Antiviral medications can help decrease your symptoms and the length of time you are sick. They do not cure the flu. The sooner the medication is started the more effective it can be. Ideally, the medication should be started within 48 hours of the first symptoms.
The overall risk of getting avian flu is small. Steps to help you reduce your risk include:
- Get a yearly flu vaccine. This is the best step to prevent an infection with influenza virus.
- Avoid traveling to areas where there are avian influenza outbreaks. For the latest travel information, visit the CDC's Traveler's Health page.
- Avoid contact with potentially infected poultry. This includes farms or open-air markets.
- Wash your hands often if you are in an area where exposure to the influenza virus is possible. Be sure that hands are washed before preparing food. Use a hand sanitizer if clean water is not available for washing.
The Food and Drug Administration (FDA) has a vaccine to protect against H5N1 in adults aged 18-64. It will be made available in the event of an outbreak. Vaccinations can protect the individual and may control the spread of the infection.
US Centers for Disease Control and Prevention
Flu—US Department of Health and Human Services
Canadian Medical Association
Avian influenza A virus infections in humans.

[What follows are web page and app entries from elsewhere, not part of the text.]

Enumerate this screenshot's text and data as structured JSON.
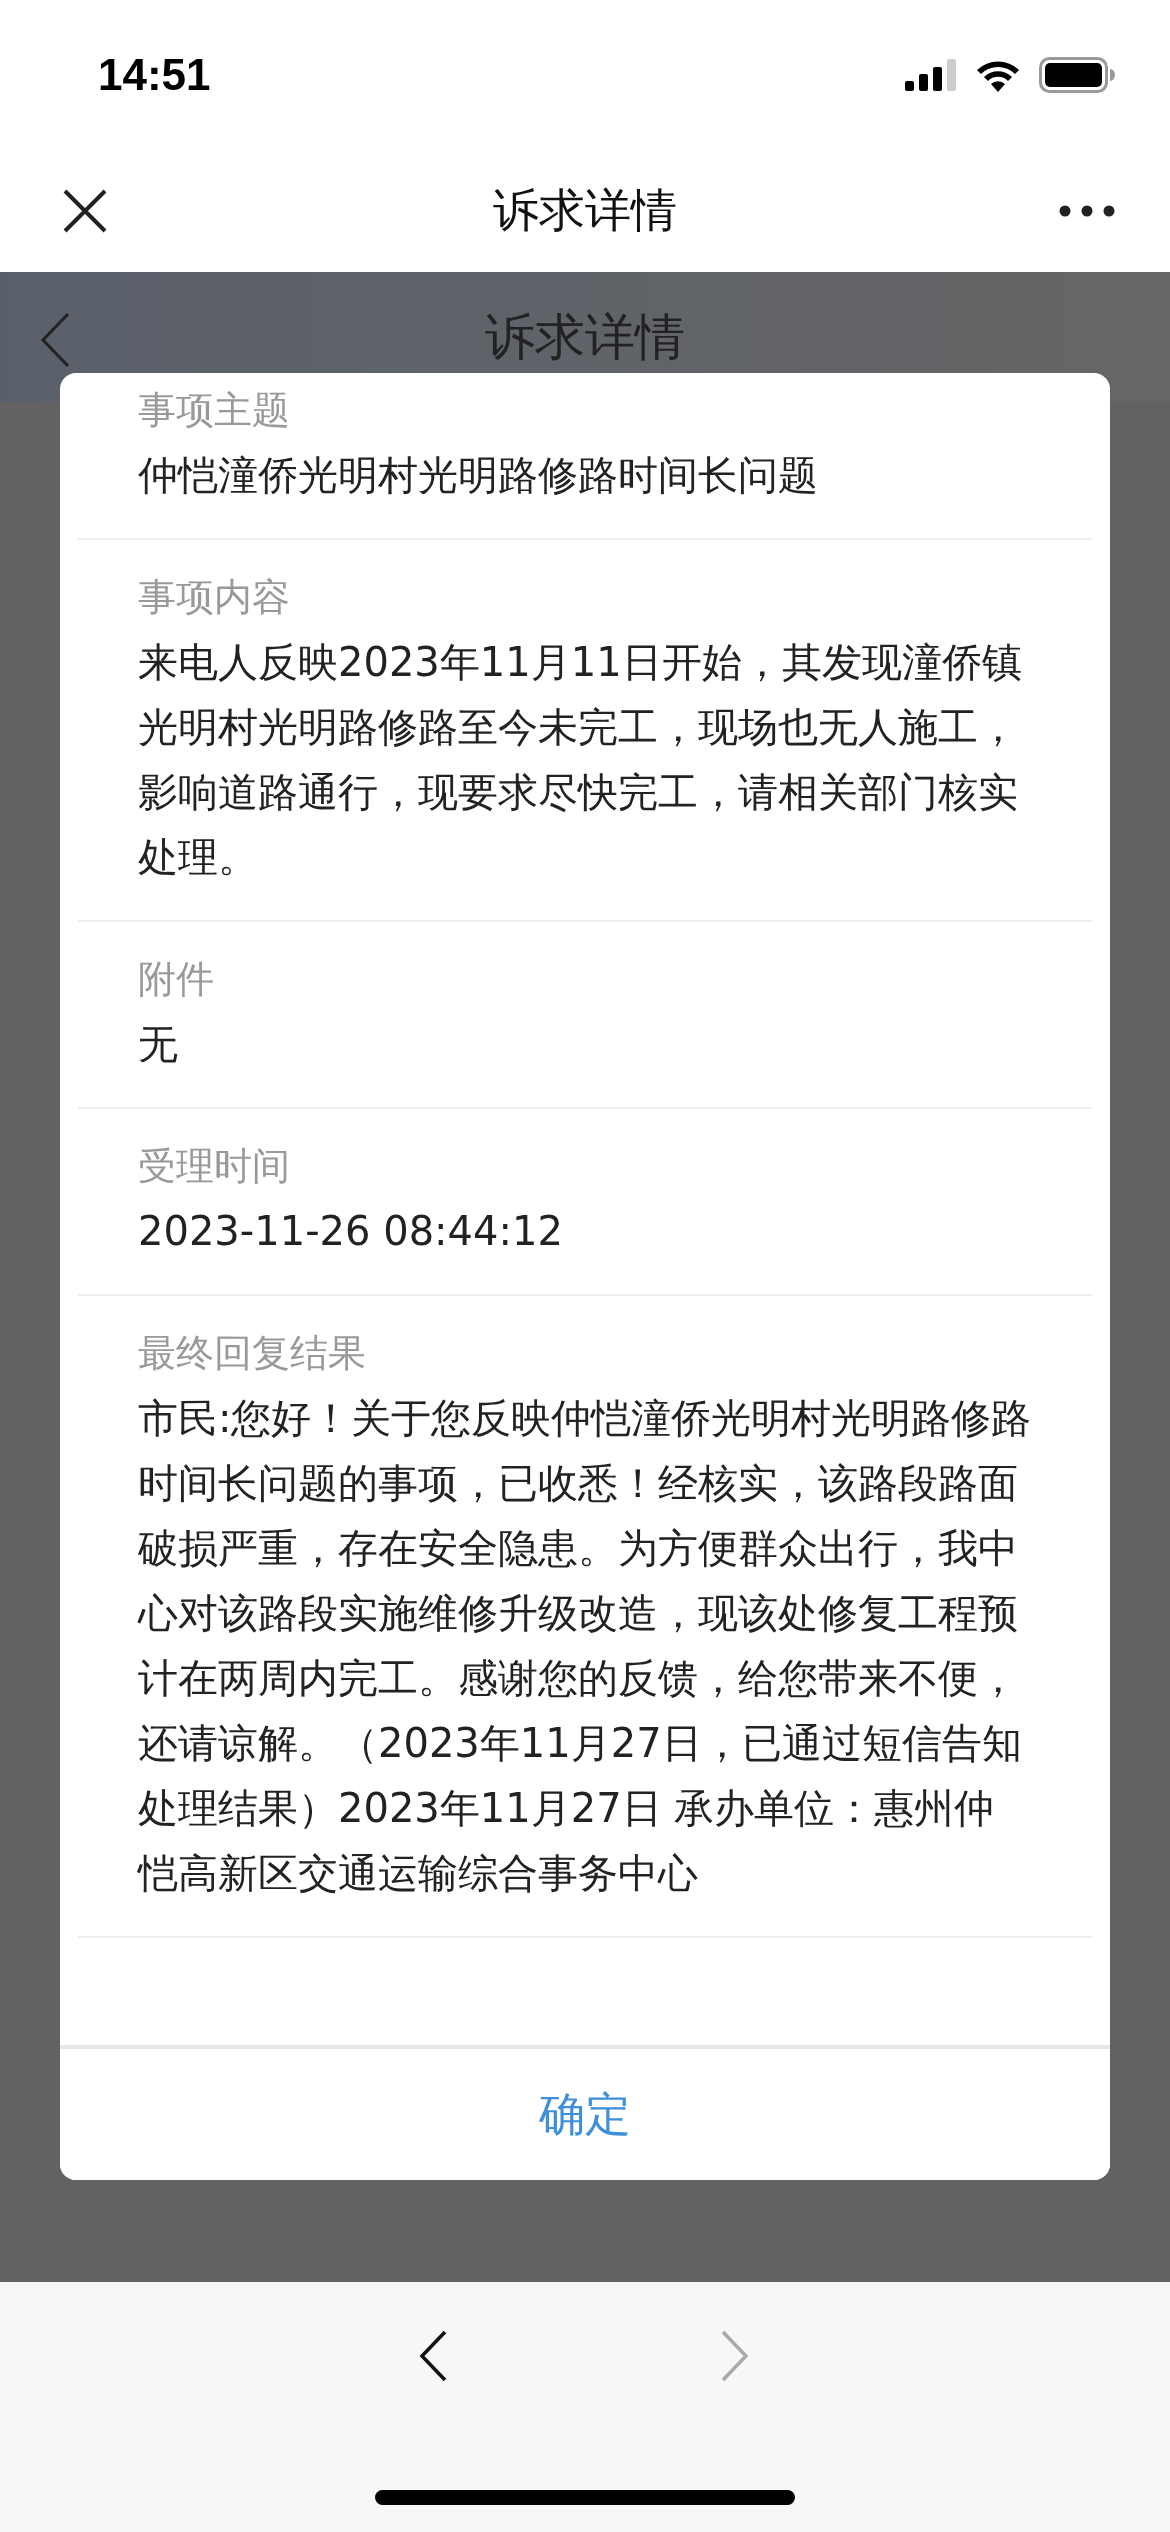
{
  "status_bar": {
    "time": "14:51"
  },
  "nav_bar": {
    "title": "诉求详情"
  },
  "background_page": {
    "title": "诉求详情"
  },
  "dialog": {
    "fields": [
      {
        "label": "事项主题",
        "value": "仲恺潼侨光明村光明路修路时间长问题"
      },
      {
        "label": "事项内容",
        "value": "来电人反映2023年11月11日开始，其发现潼侨镇光明村光明路修路至今未完工，现场也无人施工，影响道路通行，现要求尽快完工，请相关部门核实处理。"
      },
      {
        "label": "附件",
        "value": "无"
      },
      {
        "label": "受理时间",
        "value": "2023-11-26 08:44:12"
      },
      {
        "label": "最终回复结果",
        "value": "市民:您好！关于您反映仲恺潼侨光明村光明路修路时间长问题的事项，已收悉！经核实，该路段路面破损严重，存在安全隐患。为方便群众出行，我中心对该路段实施维修升级改造，现该处修复工程预计在两周内完工。感谢您的反馈，给您带来不便，还请谅解。（2023年11月27日，已通过短信告知处理结果）2023年11月27日 承办单位：惠州仲恺高新区交通运输综合事务中心"
      }
    ],
    "confirm_button": "确定"
  },
  "toolbar": {
    "back": {
      "disabled": false
    },
    "forward": {
      "disabled": true
    }
  }
}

Centers for Disease Control and Prevention (CDC) website. Available at: http://www.cdc.gov/flu/avianflu/avian-in-humans.htm. Updated June 21, 2012. Accessed August 28, 2014.
Avian influenza in humans. World Health Organization website. Available at: http://www.who.int/influenza/human%5Fanimal%5Finterface/avian%5Finfluenza/en. Updated August 30, 2011. Accessed August 28, 2014.
Cornelissen LA, de Vries RP, de Boer-Luijtze EA, Rigter A, Rottier PJ, de Haan CA. A single immunization with soluble recombinant trimeric hemagglutinin protects chickens against highly pathogenic avian influenza virus H5N1. PLoS One. 2010;5(5):e10645.
H5N1 avian flu. US Department of Health and Human Services Flu website. Available at: http://www.flu.gov/about%5Fthe%5Fflu/h5n1/index.html. Accessed August 28, 2014.
Kilany WH, Arafa A, et al. Isolation of highly pathogenic avian influenza H5N1 from table eggs after vaccinal break in commercial layer flock. Avian Dis. 2010;54(3):1115-1119.
Weir E, Wong T, et al. Avian influenza outbreak: Update. CMAJ. 2004(5);170:785-786.
- Reviewer: David Horn, MD
- Review Date: 08/2015
- Update Date: 08/28/2014